- **Exercise details**: Please reproduce each line of the data below as it stands.

Component data from apps and pages
——

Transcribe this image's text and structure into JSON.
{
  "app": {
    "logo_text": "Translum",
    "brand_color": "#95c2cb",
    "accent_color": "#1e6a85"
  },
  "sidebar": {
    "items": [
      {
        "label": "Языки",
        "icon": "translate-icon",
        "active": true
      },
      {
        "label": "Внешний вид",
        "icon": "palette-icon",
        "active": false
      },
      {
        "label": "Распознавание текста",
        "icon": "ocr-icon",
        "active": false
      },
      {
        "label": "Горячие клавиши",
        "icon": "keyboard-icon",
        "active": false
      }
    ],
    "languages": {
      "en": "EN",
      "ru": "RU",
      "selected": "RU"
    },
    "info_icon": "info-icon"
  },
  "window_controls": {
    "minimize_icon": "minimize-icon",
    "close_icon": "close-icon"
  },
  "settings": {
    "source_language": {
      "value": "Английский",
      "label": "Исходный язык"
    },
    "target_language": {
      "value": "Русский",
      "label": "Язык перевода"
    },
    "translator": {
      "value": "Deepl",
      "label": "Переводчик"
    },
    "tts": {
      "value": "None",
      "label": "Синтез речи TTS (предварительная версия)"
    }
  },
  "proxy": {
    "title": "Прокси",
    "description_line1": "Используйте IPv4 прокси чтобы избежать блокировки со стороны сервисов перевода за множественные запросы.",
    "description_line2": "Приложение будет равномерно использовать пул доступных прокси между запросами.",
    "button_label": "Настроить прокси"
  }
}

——

- **Answer**:
Transcribe this image's text and structure into JSON.
{
  "app": {
    "logo_text": "Translum",
    "brand_color": "#95c2cb",
    "accent_color": "#1e6a85"
  },
  "sidebar": {
    "items": [
      {
        "label": "Языки",
        "icon": "translate-icon",
        "active": true
      },
      {
        "label": "Внешний вид",
        "icon": "palette-icon",
        "active": false
      },
      {
        "label": "Распознавание текста",
        "icon": "ocr-icon",
        "active": false
      },
      {
        "label": "Горячие клавиши",
        "icon": "keyboard-icon",
        "active": false
      }
    ],
    "languages": {
      "en": "EN",
      "ru": "RU",
      "selected": "RU"
    },
    "info_icon": "info-icon"
  },
  "window_controls": {
    "minimize_icon": "minimize-icon",
    "close_icon": "close-icon"
  },
  "settings": {
    "source_language": {
      "value": "Английский",
      "label": "Исходный язык"
    },
    "target_language": {
      "value": "Русский",
      "label": "Язык перевода"
    },
    "translator": {
      "value": "Deepl",
      "label": "Переводчик"
    },
    "tts": {
      "value": "None",
      "label": "Синтез речи TTS (предварительная версия)"
    }
  },
  "proxy": {
    "title": "Прокси",
    "description_line1": "Используйте IPv4 прокси чтобы избежать блокировки со стороны сервисов перевода за множественные запросы.",
    "description_line2": "Приложение будет равномерно использовать пул доступных прокси между запросами.",
    "button_label": "Настроить прокси"
  }
}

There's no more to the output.